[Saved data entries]
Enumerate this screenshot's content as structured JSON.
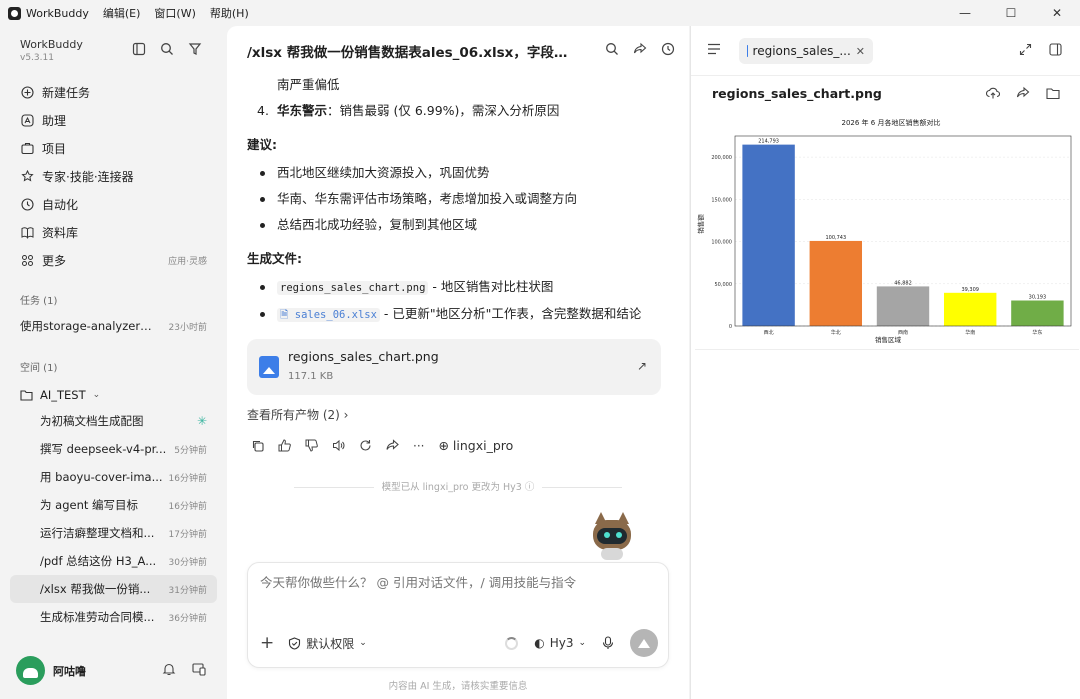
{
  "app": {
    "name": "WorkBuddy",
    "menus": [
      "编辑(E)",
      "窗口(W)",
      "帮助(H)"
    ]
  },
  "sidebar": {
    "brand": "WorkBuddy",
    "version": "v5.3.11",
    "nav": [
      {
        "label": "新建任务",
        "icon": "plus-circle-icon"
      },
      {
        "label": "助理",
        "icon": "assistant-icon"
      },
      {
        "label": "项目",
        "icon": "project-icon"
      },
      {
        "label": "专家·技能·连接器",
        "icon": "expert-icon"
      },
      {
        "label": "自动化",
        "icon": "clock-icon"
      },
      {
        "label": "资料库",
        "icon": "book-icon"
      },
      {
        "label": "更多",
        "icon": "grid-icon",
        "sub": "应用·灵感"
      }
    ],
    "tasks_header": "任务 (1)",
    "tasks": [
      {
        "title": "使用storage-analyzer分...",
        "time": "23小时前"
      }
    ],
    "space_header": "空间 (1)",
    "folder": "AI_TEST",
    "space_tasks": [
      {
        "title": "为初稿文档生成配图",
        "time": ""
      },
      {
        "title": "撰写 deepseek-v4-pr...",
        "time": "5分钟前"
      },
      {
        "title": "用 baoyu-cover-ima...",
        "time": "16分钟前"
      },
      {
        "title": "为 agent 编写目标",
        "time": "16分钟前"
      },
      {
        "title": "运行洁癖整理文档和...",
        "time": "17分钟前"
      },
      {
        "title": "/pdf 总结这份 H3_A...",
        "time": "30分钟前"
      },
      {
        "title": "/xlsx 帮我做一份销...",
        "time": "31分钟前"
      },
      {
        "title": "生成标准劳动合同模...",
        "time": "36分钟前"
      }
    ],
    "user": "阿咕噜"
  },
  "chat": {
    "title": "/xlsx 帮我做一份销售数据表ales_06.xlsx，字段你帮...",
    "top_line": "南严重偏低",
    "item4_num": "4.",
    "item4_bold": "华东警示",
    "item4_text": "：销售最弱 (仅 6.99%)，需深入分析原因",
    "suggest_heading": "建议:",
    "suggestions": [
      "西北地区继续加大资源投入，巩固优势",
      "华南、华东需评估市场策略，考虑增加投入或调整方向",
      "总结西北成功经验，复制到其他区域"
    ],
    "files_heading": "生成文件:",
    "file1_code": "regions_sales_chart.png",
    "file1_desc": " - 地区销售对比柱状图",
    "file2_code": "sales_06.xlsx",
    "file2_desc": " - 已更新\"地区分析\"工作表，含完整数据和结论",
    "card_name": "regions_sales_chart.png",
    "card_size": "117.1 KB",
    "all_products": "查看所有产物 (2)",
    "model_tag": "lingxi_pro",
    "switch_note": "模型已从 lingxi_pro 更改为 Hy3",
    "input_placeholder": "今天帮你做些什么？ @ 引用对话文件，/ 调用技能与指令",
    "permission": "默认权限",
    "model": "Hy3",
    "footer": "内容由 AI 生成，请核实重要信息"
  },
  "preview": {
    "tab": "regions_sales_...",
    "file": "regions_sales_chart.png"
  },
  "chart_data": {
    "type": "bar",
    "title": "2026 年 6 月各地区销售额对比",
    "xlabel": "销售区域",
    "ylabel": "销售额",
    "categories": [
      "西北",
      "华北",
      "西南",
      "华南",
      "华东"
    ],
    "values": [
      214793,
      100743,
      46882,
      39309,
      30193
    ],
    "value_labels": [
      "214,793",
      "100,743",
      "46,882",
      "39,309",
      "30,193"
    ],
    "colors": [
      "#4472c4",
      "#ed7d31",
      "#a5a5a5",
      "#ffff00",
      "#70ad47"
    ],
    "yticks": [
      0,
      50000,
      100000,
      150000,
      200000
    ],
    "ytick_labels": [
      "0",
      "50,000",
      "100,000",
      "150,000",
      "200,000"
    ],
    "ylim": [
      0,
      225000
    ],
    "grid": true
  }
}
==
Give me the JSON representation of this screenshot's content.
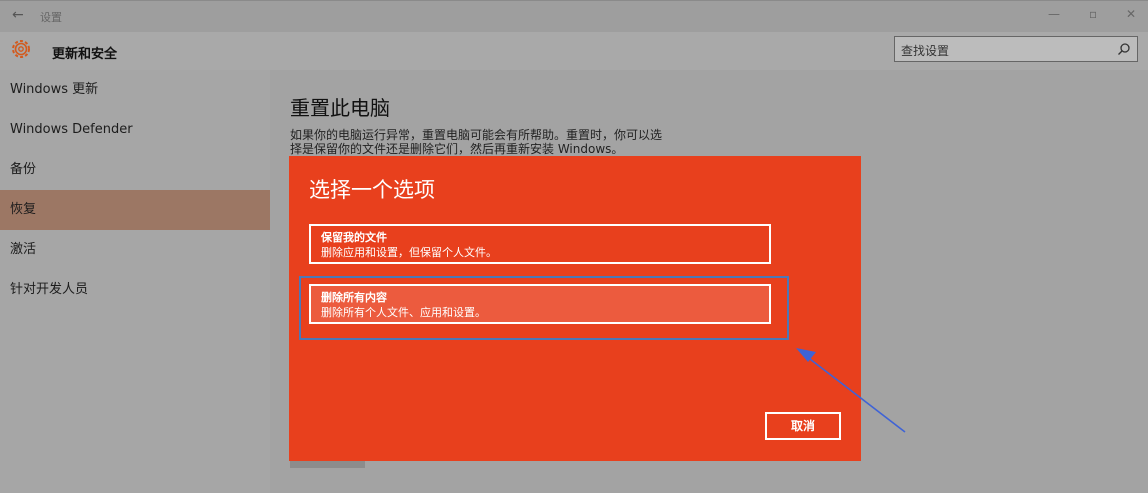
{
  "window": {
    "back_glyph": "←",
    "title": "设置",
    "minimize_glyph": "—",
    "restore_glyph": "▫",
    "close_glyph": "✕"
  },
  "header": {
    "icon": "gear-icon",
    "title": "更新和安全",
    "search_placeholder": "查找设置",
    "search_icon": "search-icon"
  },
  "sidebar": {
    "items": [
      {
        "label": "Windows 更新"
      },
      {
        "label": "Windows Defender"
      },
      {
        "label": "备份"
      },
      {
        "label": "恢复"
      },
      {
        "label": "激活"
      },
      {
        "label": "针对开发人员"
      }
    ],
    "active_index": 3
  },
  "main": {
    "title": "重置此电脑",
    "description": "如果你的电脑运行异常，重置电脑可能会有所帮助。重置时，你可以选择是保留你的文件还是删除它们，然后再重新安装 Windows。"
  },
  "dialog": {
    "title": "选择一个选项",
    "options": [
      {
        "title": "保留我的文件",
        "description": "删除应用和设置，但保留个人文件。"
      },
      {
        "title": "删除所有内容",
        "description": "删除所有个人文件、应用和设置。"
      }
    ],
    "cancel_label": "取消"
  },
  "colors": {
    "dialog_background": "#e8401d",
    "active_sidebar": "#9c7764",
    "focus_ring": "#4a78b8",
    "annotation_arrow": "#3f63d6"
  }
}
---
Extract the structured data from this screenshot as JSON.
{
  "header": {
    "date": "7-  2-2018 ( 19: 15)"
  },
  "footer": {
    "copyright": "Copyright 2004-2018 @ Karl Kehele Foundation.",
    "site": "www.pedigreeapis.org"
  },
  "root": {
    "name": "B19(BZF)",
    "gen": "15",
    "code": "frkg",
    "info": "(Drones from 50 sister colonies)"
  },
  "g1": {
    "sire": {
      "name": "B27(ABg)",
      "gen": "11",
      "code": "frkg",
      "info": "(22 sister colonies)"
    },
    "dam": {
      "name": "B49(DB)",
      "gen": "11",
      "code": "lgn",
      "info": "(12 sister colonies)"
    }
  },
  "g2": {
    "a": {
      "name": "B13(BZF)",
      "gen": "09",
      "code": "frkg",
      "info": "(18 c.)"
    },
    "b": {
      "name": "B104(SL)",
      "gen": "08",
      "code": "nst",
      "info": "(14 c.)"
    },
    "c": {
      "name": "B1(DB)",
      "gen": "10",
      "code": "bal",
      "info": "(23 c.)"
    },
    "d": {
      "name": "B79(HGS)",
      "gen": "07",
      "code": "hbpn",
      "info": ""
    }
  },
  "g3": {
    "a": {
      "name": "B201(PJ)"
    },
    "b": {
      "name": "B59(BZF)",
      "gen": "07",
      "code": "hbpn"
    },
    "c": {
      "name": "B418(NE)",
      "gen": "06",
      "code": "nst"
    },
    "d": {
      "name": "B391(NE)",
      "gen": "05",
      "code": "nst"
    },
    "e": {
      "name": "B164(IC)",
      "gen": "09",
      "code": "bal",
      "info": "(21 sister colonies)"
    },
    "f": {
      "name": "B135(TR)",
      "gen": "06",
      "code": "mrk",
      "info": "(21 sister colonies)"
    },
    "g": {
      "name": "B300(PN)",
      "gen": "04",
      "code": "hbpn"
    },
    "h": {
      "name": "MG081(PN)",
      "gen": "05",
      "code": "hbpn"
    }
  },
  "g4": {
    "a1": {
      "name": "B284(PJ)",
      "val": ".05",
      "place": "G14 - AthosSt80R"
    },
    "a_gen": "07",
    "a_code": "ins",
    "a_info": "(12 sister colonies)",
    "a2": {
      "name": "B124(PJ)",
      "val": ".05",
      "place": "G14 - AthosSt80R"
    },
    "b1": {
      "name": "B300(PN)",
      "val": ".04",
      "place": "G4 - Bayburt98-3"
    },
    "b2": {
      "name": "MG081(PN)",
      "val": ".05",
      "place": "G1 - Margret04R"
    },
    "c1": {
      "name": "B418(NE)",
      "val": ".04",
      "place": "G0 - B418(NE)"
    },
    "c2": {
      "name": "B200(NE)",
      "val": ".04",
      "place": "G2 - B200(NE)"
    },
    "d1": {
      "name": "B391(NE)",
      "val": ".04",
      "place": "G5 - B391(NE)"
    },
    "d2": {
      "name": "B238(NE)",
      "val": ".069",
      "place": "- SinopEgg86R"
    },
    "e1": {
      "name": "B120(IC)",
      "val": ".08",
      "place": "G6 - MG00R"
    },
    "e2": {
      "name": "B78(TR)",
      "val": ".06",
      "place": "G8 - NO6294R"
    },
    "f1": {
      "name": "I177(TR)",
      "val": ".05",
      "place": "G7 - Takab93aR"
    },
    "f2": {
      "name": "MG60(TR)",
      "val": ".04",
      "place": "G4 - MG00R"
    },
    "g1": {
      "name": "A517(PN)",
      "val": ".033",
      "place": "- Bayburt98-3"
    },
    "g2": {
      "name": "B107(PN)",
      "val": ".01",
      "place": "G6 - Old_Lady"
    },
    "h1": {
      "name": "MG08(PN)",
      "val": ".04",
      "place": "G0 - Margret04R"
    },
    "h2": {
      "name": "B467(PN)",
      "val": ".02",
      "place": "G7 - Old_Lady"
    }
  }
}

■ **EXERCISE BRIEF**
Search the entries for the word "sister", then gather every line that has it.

■ **WRITTEN SOLUTION**
    "info": "(Drones from 50 sister colonies)"
      "info": "(22 sister colonies)"
      "info": "(12 sister colonies)"
      "info": "(21 sister colonies)"
      "info": "(21 sister colonies)"
    "a_info": "(12 sister colonies)",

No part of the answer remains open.